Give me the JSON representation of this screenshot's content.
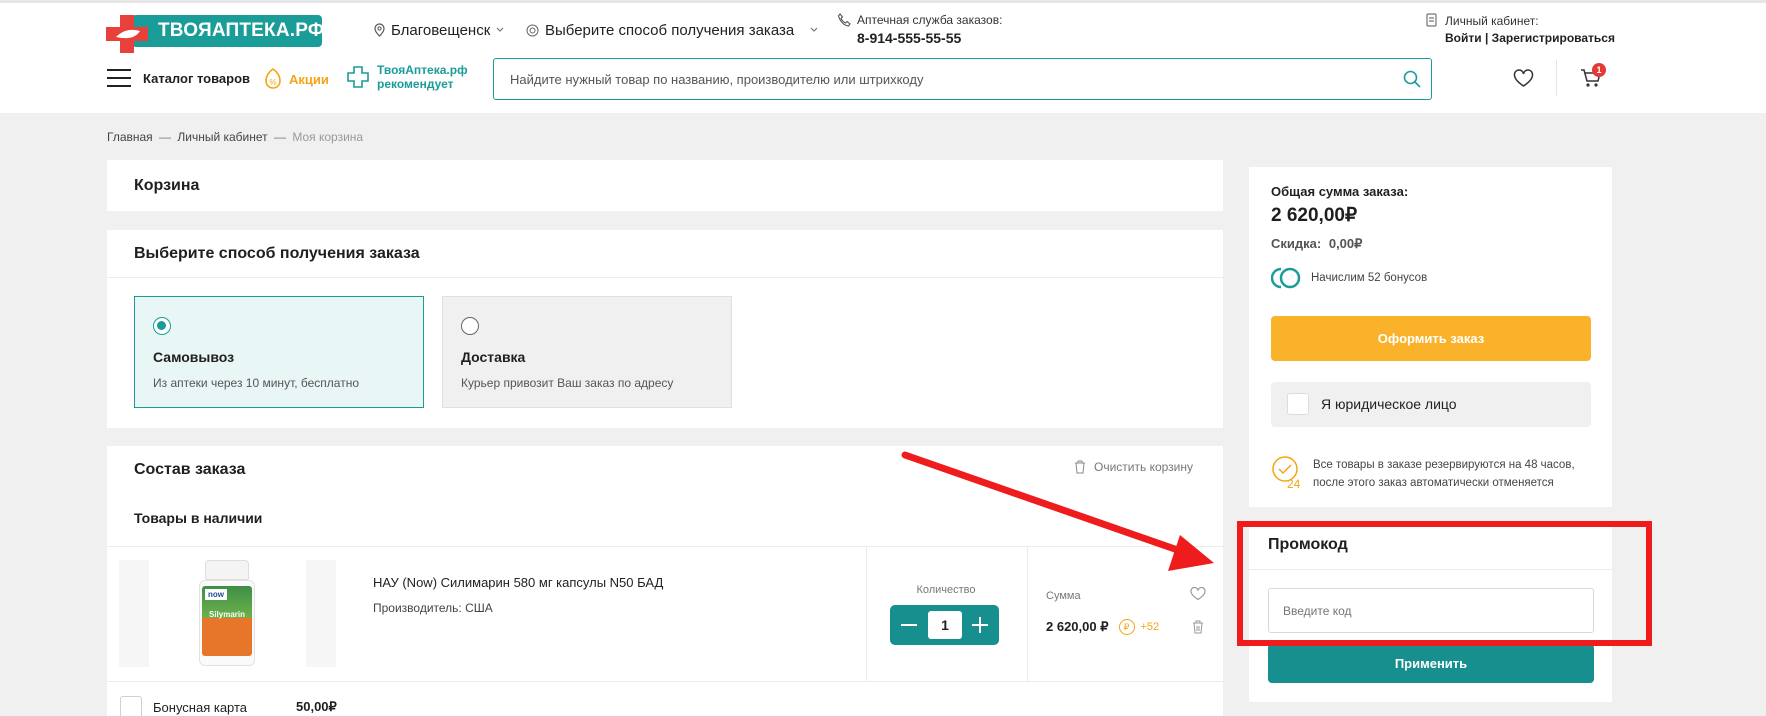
{
  "header": {
    "logo_text": "ТВОЯАПТЕКА.РФ",
    "city": "Благовещенск",
    "delivery_select": "Выберите способ получения заказа",
    "service_label": "Аптечная служба заказов:",
    "phone": "8-914-555-55-55",
    "account_label": "Личный кабинет:",
    "login": "Войти",
    "separator": " | ",
    "register": "Зарегистрироваться",
    "catalog": "Каталог товаров",
    "promo": "Акции",
    "recommend_line1": "ТвояАптека.рф",
    "recommend_line2": "рекомендует",
    "search_placeholder": "Найдите нужный товар по названию, производителю или штрихкоду",
    "cart_count": "1"
  },
  "breadcrumb": {
    "items": [
      "Главная",
      "Личный кабинет",
      "Моя корзина"
    ],
    "sep": "—"
  },
  "cart": {
    "title": "Корзина",
    "delivery_title": "Выберите способ получения заказа",
    "options": [
      {
        "title": "Самовывоз",
        "desc": "Из аптеки через 10 минут, бесплатно",
        "selected": true
      },
      {
        "title": "Доставка",
        "desc": "Курьер привозит Ваш заказ по адресу",
        "selected": false
      }
    ],
    "composition_title": "Состав заказа",
    "clear_label": "Очистить корзину",
    "available_title": "Товары в наличии",
    "item": {
      "name": "НАУ (Now) Силимарин 580 мг капсулы N50 БАД",
      "manufacturer": "Производитель: США",
      "qty_label": "Количество",
      "qty": "1",
      "sum_label": "Сумма",
      "sum": "2 620,00 ₽",
      "bonus": "+52",
      "bonus_symbol": "₽",
      "pack_brand": "now",
      "pack_name": "Silymarin"
    },
    "bonus_card_label": "Бонусная карта",
    "bonus_card_value": "50,00₽"
  },
  "summary": {
    "total_label": "Общая сумма заказа:",
    "total": "2 620,00₽",
    "discount_label": "Скидка:",
    "discount": "0,00₽",
    "bonus_note": "Начислим 52 бонусов",
    "order_button": "Оформить заказ",
    "legal_label": "Я юридическое лицо",
    "reserve_note_1": "Все товары в заказе резервируются на 48 часов,",
    "reserve_note_2": "после этого заказ автоматически отменяется",
    "promo_title": "Промокод",
    "promo_placeholder": "Введите код",
    "apply_button": "Применить"
  },
  "colors": {
    "teal": "#1a9c98",
    "orange": "#fbb22b",
    "annotation_red": "#ee1c1c"
  }
}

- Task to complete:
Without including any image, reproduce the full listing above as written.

- Exercise result:
Give me the JSON representation of this screenshot's content.
{
  "header": {
    "logo_text": "ТВОЯАПТЕКА.РФ",
    "city": "Благовещенск",
    "delivery_select": "Выберите способ получения заказа",
    "service_label": "Аптечная служба заказов:",
    "phone": "8-914-555-55-55",
    "account_label": "Личный кабинет:",
    "login": "Войти",
    "separator": " | ",
    "register": "Зарегистрироваться",
    "catalog": "Каталог товаров",
    "promo": "Акции",
    "recommend_line1": "ТвояАптека.рф",
    "recommend_line2": "рекомендует",
    "search_placeholder": "Найдите нужный товар по названию, производителю или штрихкоду",
    "cart_count": "1"
  },
  "breadcrumb": {
    "items": [
      "Главная",
      "Личный кабинет",
      "Моя корзина"
    ],
    "sep": "—"
  },
  "cart": {
    "title": "Корзина",
    "delivery_title": "Выберите способ получения заказа",
    "options": [
      {
        "title": "Самовывоз",
        "desc": "Из аптеки через 10 минут, бесплатно",
        "selected": true
      },
      {
        "title": "Доставка",
        "desc": "Курьер привозит Ваш заказ по адресу",
        "selected": false
      }
    ],
    "composition_title": "Состав заказа",
    "clear_label": "Очистить корзину",
    "available_title": "Товары в наличии",
    "item": {
      "name": "НАУ (Now) Силимарин 580 мг капсулы N50 БАД",
      "manufacturer": "Производитель: США",
      "qty_label": "Количество",
      "qty": "1",
      "sum_label": "Сумма",
      "sum": "2 620,00 ₽",
      "bonus": "+52",
      "bonus_symbol": "₽",
      "pack_brand": "now",
      "pack_name": "Silymarin"
    },
    "bonus_card_label": "Бонусная карта",
    "bonus_card_value": "50,00₽"
  },
  "summary": {
    "total_label": "Общая сумма заказа:",
    "total": "2 620,00₽",
    "discount_label": "Скидка:",
    "discount": "0,00₽",
    "bonus_note": "Начислим 52 бонусов",
    "order_button": "Оформить заказ",
    "legal_label": "Я юридическое лицо",
    "reserve_note_1": "Все товары в заказе резервируются на 48 часов,",
    "reserve_note_2": "после этого заказ автоматически отменяется",
    "promo_title": "Промокод",
    "promo_placeholder": "Введите код",
    "apply_button": "Применить"
  },
  "colors": {
    "teal": "#1a9c98",
    "orange": "#fbb22b",
    "annotation_red": "#ee1c1c"
  }
}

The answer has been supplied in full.